Task:
Go through the records and show each line where the word "自动生成" occurs.

(Excerpts from a dataset)
== Segment start ==

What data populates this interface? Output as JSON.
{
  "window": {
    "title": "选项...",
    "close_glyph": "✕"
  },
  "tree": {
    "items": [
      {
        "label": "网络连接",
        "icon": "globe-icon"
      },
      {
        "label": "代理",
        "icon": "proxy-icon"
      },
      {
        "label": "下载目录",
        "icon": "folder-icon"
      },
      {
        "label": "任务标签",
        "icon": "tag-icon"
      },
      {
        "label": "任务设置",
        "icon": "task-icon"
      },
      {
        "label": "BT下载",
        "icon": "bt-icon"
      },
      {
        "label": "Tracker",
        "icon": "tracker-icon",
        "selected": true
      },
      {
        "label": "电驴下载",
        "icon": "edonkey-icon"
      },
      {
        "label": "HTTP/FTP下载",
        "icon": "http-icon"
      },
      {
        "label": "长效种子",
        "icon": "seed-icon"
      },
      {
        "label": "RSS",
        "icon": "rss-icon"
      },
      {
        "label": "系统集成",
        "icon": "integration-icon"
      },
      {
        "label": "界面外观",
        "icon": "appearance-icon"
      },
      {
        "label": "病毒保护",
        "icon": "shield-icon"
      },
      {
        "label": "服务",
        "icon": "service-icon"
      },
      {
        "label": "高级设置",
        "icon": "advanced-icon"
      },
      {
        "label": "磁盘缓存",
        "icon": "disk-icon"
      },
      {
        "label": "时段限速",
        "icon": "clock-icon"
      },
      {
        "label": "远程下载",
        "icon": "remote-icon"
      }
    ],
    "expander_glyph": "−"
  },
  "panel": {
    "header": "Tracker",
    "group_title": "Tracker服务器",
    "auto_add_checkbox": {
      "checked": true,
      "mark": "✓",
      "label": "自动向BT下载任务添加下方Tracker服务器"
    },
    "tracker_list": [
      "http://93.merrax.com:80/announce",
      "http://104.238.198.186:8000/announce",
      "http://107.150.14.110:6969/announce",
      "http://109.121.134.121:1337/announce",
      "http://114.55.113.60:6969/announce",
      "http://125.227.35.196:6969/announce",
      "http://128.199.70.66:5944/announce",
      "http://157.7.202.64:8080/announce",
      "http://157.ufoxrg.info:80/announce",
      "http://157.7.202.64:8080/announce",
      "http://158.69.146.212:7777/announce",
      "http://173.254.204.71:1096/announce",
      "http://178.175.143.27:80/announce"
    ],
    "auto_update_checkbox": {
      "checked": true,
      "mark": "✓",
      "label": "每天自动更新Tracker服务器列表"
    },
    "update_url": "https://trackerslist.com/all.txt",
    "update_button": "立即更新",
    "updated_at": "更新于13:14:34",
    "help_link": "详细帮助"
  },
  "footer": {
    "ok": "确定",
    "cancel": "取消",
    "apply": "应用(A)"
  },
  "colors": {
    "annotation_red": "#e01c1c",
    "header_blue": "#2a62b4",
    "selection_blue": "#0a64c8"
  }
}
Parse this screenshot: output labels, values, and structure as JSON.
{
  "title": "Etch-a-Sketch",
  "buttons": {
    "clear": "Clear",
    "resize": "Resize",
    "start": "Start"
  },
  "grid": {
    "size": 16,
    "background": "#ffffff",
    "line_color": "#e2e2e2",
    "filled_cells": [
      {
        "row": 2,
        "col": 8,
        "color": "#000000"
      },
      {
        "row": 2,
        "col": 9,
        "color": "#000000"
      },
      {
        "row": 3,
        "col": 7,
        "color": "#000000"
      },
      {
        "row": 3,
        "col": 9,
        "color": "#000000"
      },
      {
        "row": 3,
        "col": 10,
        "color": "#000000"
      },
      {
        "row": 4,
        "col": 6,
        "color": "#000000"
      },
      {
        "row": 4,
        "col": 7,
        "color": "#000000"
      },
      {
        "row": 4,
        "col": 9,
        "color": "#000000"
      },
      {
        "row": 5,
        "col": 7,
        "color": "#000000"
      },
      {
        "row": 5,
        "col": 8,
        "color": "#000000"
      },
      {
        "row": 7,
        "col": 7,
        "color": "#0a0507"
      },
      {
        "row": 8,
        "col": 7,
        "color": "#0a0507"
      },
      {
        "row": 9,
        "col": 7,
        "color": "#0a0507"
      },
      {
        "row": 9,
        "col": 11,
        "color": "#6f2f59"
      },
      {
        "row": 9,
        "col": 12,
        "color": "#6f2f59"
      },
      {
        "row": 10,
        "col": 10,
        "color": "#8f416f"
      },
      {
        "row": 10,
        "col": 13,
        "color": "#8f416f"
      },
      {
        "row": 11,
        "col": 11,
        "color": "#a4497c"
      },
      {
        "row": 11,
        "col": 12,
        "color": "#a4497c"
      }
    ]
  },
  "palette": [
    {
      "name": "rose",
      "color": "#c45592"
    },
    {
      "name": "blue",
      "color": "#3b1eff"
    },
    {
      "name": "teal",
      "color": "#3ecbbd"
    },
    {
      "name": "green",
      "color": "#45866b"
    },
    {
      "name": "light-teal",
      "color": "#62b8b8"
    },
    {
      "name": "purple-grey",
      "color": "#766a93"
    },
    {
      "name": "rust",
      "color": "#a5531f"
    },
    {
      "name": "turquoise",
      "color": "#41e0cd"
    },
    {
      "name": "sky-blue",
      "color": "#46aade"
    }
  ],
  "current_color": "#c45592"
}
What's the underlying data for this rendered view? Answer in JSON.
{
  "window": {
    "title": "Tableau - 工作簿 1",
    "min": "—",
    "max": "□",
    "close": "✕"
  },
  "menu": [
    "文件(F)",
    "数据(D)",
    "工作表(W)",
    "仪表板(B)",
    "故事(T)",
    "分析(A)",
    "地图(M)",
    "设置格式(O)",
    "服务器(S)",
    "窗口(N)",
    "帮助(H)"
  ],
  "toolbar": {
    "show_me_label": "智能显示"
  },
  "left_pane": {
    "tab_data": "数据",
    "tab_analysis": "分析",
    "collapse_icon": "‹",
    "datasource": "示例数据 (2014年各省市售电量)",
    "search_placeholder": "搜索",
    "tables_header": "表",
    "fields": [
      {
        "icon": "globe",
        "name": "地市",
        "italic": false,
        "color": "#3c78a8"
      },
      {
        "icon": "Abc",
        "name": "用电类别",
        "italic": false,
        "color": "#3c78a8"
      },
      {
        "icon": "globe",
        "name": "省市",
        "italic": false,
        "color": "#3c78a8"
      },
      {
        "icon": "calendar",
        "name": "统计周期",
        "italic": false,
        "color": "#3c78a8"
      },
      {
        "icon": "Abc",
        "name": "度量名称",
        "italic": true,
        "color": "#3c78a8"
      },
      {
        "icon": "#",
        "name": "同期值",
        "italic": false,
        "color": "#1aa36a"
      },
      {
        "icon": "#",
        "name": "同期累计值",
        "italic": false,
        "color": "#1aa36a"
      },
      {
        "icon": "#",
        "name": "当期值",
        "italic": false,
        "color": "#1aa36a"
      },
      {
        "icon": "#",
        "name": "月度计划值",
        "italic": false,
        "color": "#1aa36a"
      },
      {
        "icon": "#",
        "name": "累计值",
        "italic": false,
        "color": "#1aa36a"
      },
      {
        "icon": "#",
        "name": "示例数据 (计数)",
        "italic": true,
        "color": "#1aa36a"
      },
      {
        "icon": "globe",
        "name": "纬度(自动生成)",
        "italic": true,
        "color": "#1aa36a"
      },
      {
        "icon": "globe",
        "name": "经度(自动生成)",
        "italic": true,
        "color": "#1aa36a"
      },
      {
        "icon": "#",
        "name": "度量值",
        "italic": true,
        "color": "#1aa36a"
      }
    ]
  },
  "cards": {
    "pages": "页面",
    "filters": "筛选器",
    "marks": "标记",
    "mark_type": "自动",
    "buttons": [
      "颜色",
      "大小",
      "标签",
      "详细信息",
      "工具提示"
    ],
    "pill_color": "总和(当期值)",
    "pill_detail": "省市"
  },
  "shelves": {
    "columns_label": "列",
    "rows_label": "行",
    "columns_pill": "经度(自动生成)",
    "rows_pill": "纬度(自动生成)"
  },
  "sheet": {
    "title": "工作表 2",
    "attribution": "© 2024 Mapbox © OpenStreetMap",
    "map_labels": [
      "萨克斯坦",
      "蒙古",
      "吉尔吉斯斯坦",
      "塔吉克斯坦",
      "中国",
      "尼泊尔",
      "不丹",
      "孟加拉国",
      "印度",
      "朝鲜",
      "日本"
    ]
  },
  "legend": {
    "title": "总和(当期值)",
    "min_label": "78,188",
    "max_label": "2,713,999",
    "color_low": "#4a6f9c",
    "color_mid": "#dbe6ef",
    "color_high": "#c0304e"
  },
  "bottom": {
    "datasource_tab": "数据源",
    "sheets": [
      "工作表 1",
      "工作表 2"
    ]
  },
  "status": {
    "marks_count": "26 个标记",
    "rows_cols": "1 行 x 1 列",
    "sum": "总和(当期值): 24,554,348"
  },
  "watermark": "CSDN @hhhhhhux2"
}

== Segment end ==

Response box:
        "name": "纬度(自动生成)",
        "name": "经度(自动生成)",
    "columns_pill": "经度(自动生成)",
    "rows_pill": "纬度(自动生成)"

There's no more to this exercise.